- **YOUR TASK**
State only the number of lines below where the word "text" is found.

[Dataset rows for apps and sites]
★ ★ ★ ★

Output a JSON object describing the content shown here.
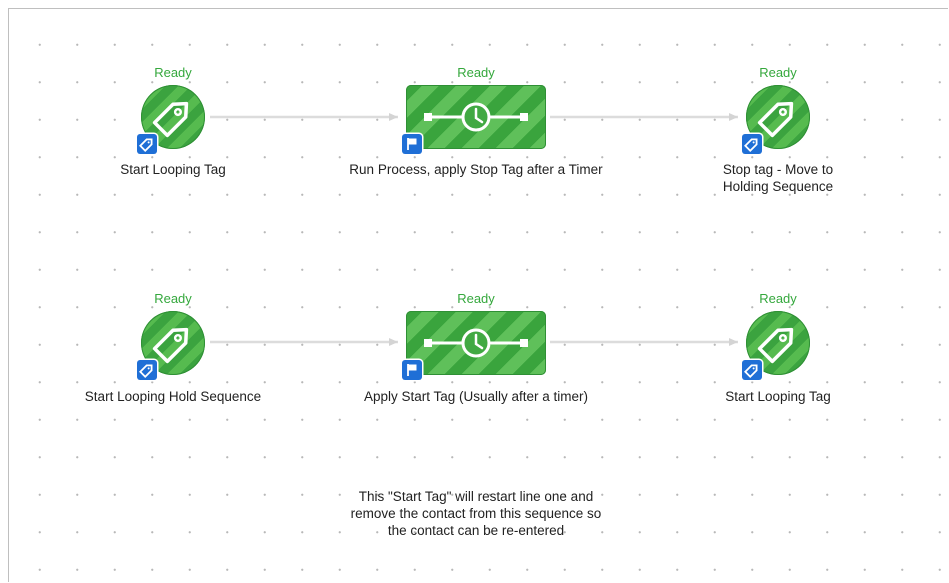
{
  "nodes": [
    {
      "status": "Ready",
      "label": "Start Looping Tag",
      "icon": "tag-icon",
      "badge_icon": "tag-icon"
    },
    {
      "status": "Ready",
      "label": "Run Process, apply Stop Tag after a Timer",
      "icon": "timer-icon",
      "badge_icon": "flag-icon"
    },
    {
      "status": "Ready",
      "label_line1": "Stop tag - Move to",
      "label_line2": "Holding Sequence",
      "icon": "tag-icon",
      "badge_icon": "tag-icon"
    },
    {
      "status": "Ready",
      "label": "Start Looping Hold Sequence",
      "icon": "tag-icon",
      "badge_icon": "tag-icon"
    },
    {
      "status": "Ready",
      "label": "Apply Start Tag (Usually after a timer)",
      "icon": "timer-icon",
      "badge_icon": "flag-icon"
    },
    {
      "status": "Ready",
      "label": "Start Looping Tag",
      "icon": "tag-icon",
      "badge_icon": "tag-icon"
    }
  ],
  "note": {
    "line1": "This \"Start Tag\" will restart line one and",
    "line2": "remove the contact from this sequence so",
    "line3": "the contact can be re-entered"
  },
  "colors": {
    "status_green": "#35a83d",
    "node_green": "#3ba33f",
    "badge_blue": "#1f6fd6",
    "connector": "#d9d9d9"
  }
}
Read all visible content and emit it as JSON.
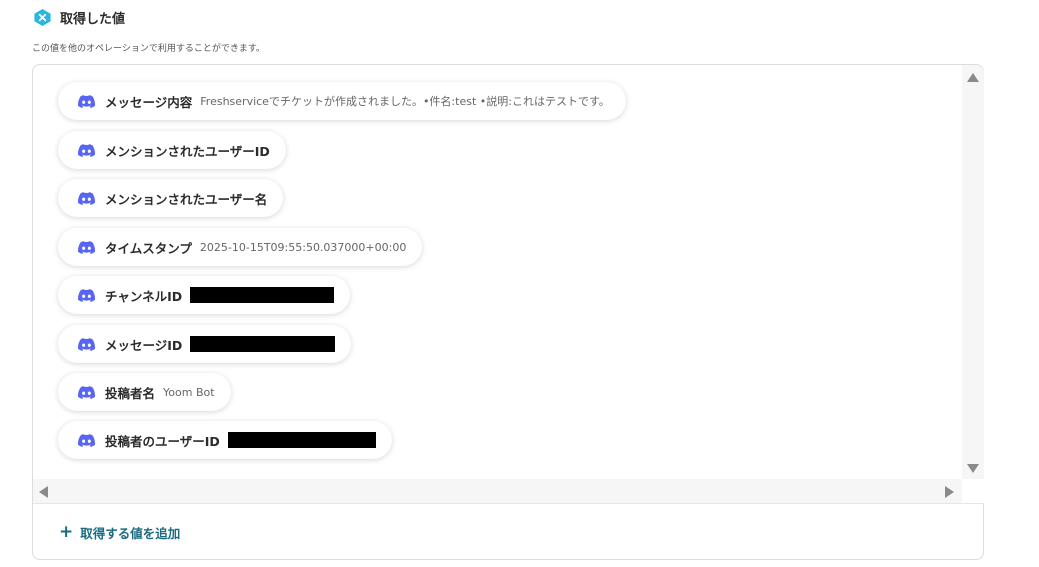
{
  "header": {
    "title": "取得した値",
    "icon": "x-badge-icon",
    "icon_color": "#29b6e0"
  },
  "subtitle": "この値を他のオペレーションで利用することができます。",
  "items": [
    {
      "label": "メッセージ内容",
      "value": "Freshserviceでチケットが作成されました。•件名:test •説明:これはテストです。"
    },
    {
      "label": "メンションされたユーザーID",
      "value": ""
    },
    {
      "label": "メンションされたユーザー名",
      "value": ""
    },
    {
      "label": "タイムスタンプ",
      "value": "2025-10-15T09:55:50.037000+00:00"
    },
    {
      "label": "チャンネルID",
      "value": "",
      "redacted": true
    },
    {
      "label": "メッセージID",
      "value": "",
      "redacted": true
    },
    {
      "label": "投稿者名",
      "value": "Yoom Bot"
    },
    {
      "label": "投稿者のユーザーID",
      "value": "",
      "redacted": true
    }
  ],
  "item_icon": "discord-icon",
  "discord_color": "#5865f2",
  "accent_color": "#1a6a80",
  "add_button": {
    "icon": "plus-icon",
    "label": "取得する値を追加"
  }
}
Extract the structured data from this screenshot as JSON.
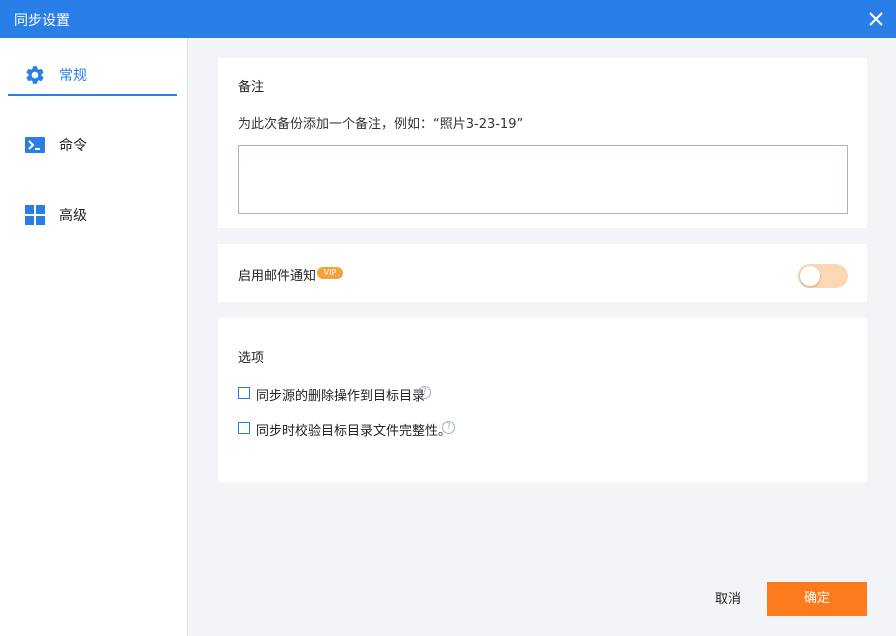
{
  "window": {
    "title": "同步设置"
  },
  "sidebar": {
    "items": [
      {
        "label": "常规",
        "icon": "gear-icon",
        "active": true
      },
      {
        "label": "命令",
        "icon": "terminal-icon",
        "active": false
      },
      {
        "label": "高级",
        "icon": "grid-icon",
        "active": false
      }
    ]
  },
  "note": {
    "title": "备注",
    "description": "为此次备份添加一个备注，例如：“照片3-23-19”",
    "value": "",
    "placeholder": ""
  },
  "email": {
    "label": "启用邮件通知",
    "badge": "VIP",
    "enabled": false
  },
  "options": {
    "title": "选项",
    "items": [
      {
        "label": "同步源的删除操作到目标目录",
        "checked": false
      },
      {
        "label": "同步时校验目标目录文件完整性。",
        "checked": false
      }
    ]
  },
  "footer": {
    "cancel_label": "取消",
    "ok_label": "确定"
  },
  "colors": {
    "accent": "#2a7ee8",
    "primary_button": "#fd7a1c",
    "vip_badge": "#f5a23c",
    "toggle_off": "#fbd8b4"
  }
}
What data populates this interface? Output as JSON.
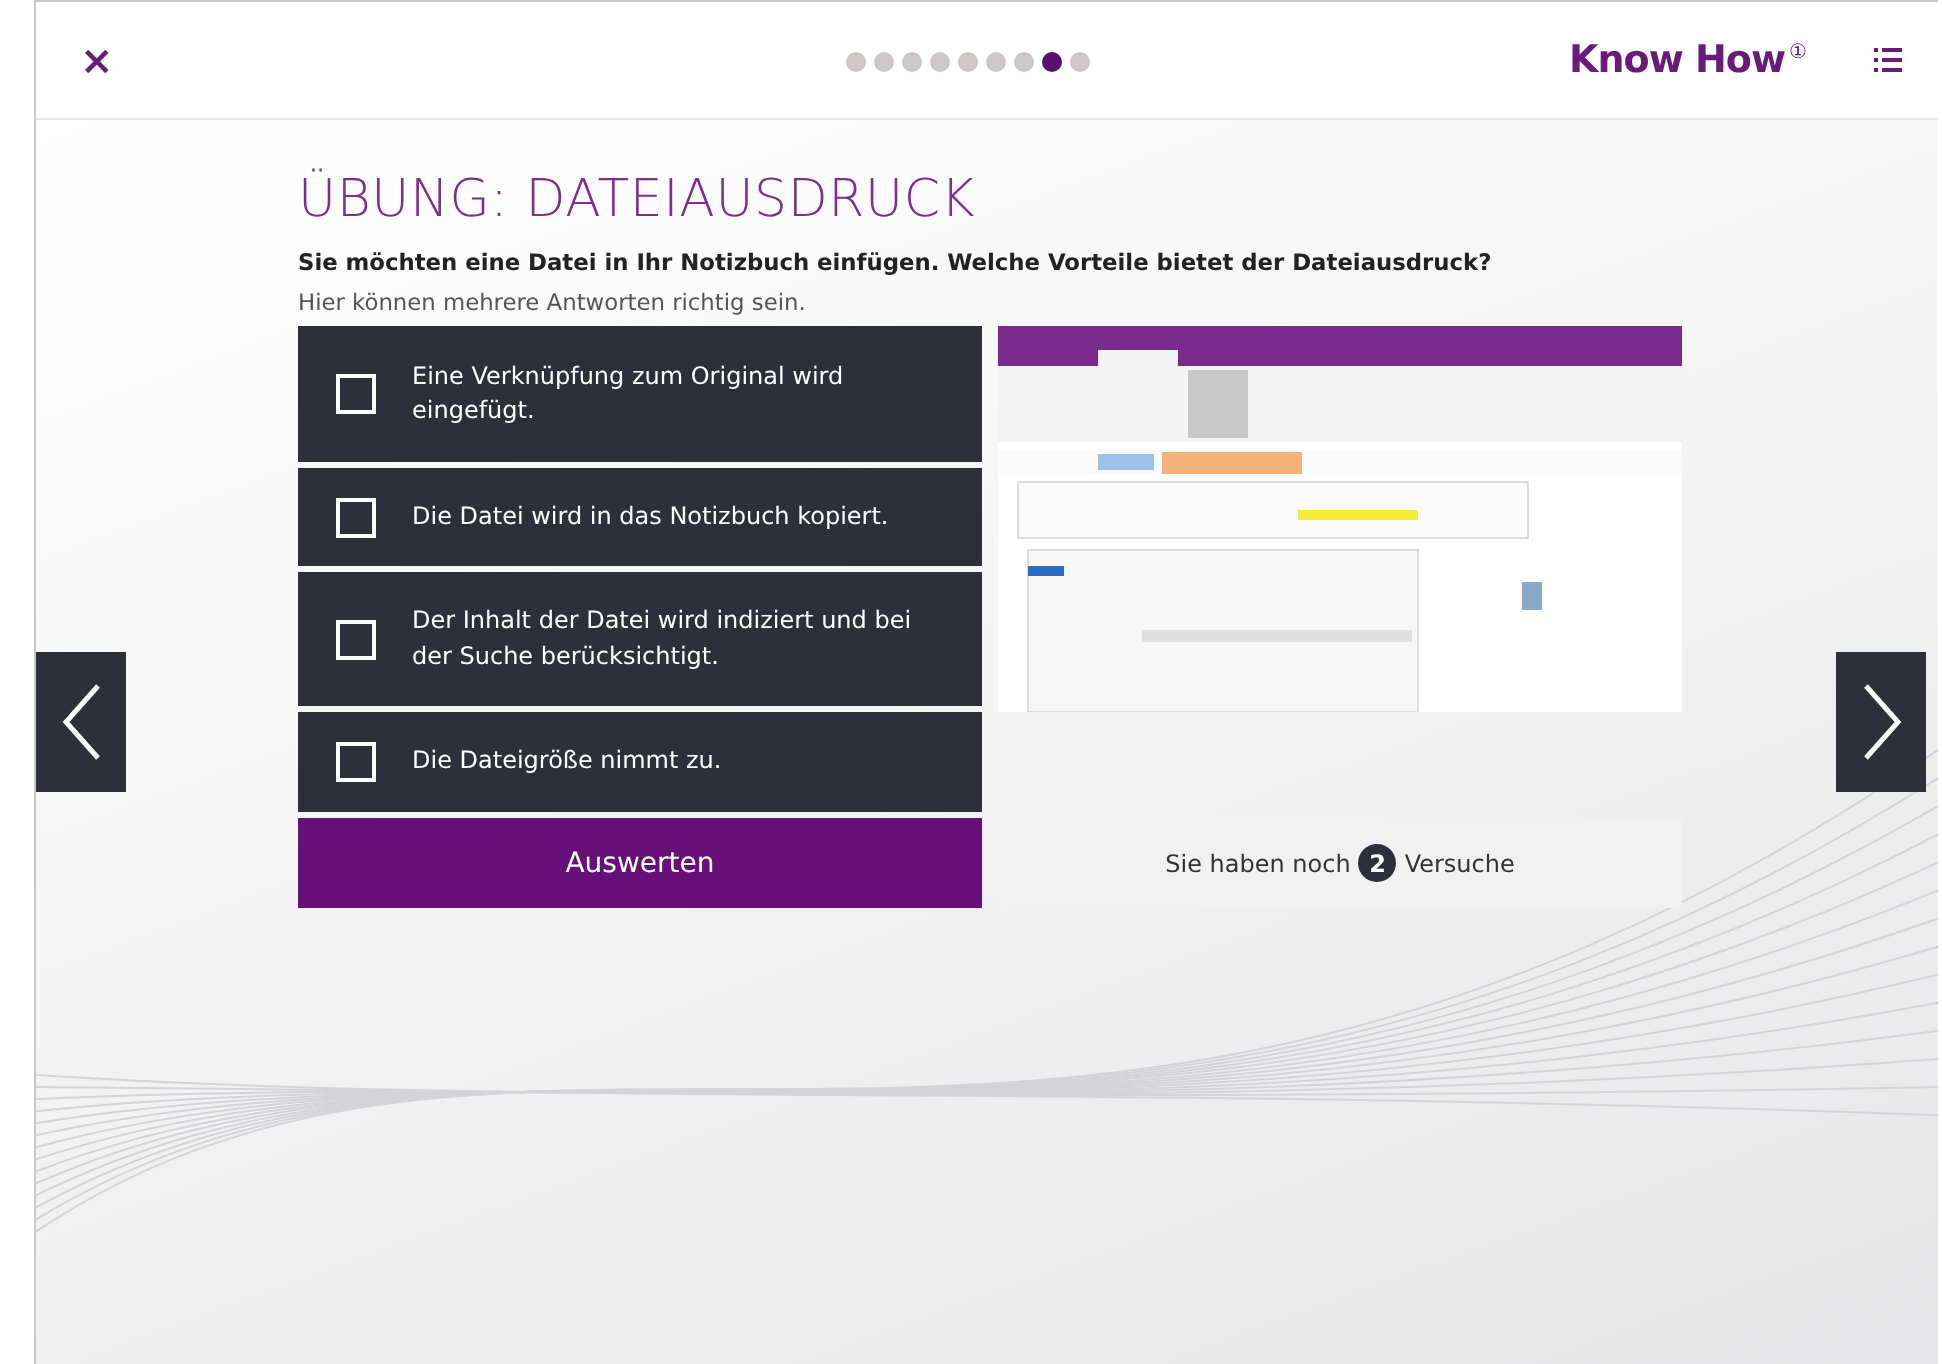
{
  "header": {
    "close": "×",
    "progress": [
      {
        "selected": false
      },
      {
        "selected": false
      },
      {
        "selected": false
      },
      {
        "selected": false
      },
      {
        "selected": false
      },
      {
        "selected": false
      },
      {
        "selected": false
      },
      {
        "selected": true
      },
      {
        "selected": false
      }
    ],
    "logo": "Know How",
    "logo_mark": "①"
  },
  "exercise": {
    "title": "ÜBUNG: DATEIAUSDRUCK",
    "question": "Sie möchten eine Datei in Ihr Notizbuch einfügen. Welche Vorteile bietet der Dateiausdruck?",
    "hint": "Hier können mehrere Antworten richtig sein.",
    "answers": [
      {
        "text": "Eine Verknüpfung zum Original wird eingefügt.",
        "checked": false
      },
      {
        "text": "Die Datei wird in das Notizbuch kopiert.",
        "checked": false
      },
      {
        "text": "Der Inhalt der Datei wird indiziert und bei der Suche berücksichtigt.",
        "checked": false
      },
      {
        "text": "Die Dateigröße nimmt zu.",
        "checked": false
      }
    ],
    "submit": "Auswerten",
    "attempts_before": "Sie haben noch",
    "attempts": "2",
    "attempts_after": "Versuche"
  }
}
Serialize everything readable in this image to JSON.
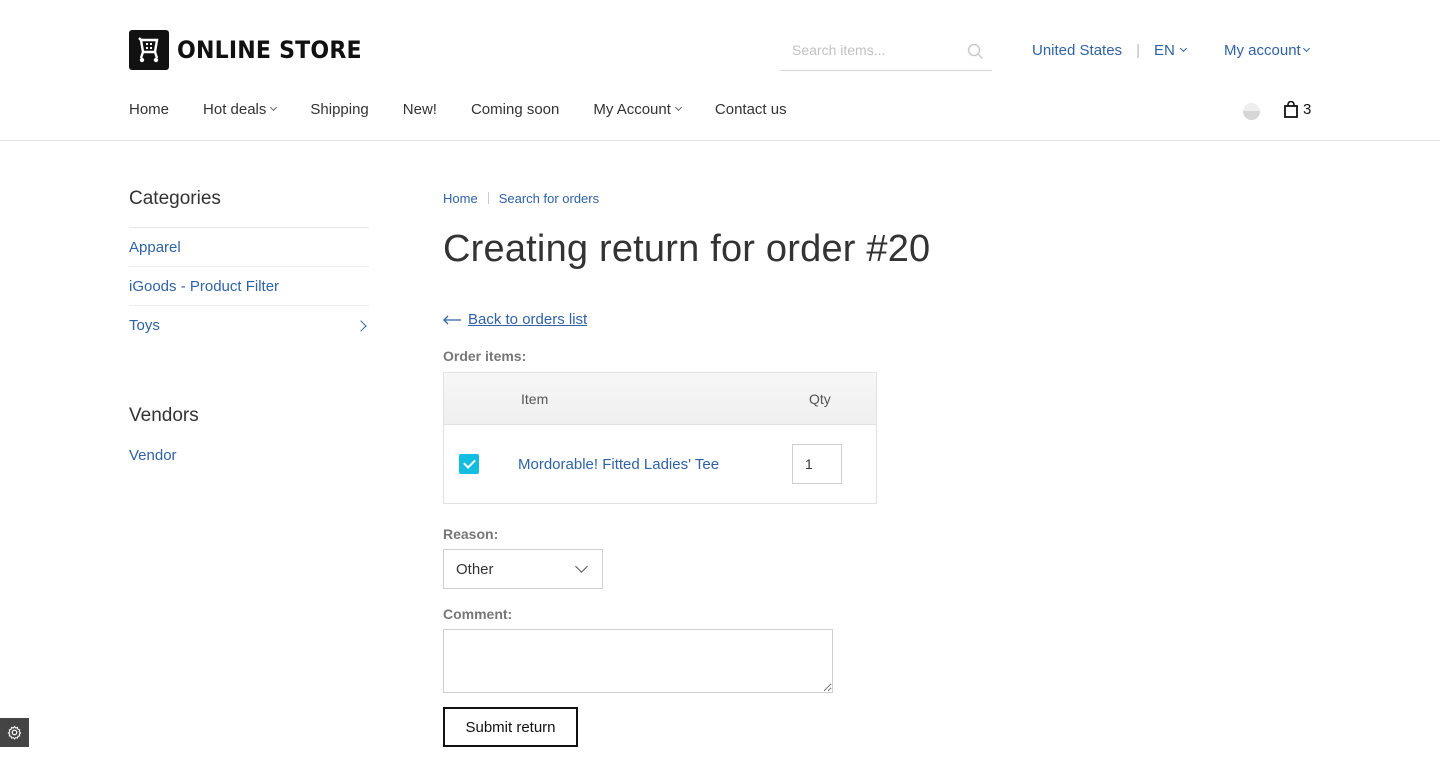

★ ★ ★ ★

- **TASK ANSWER**
4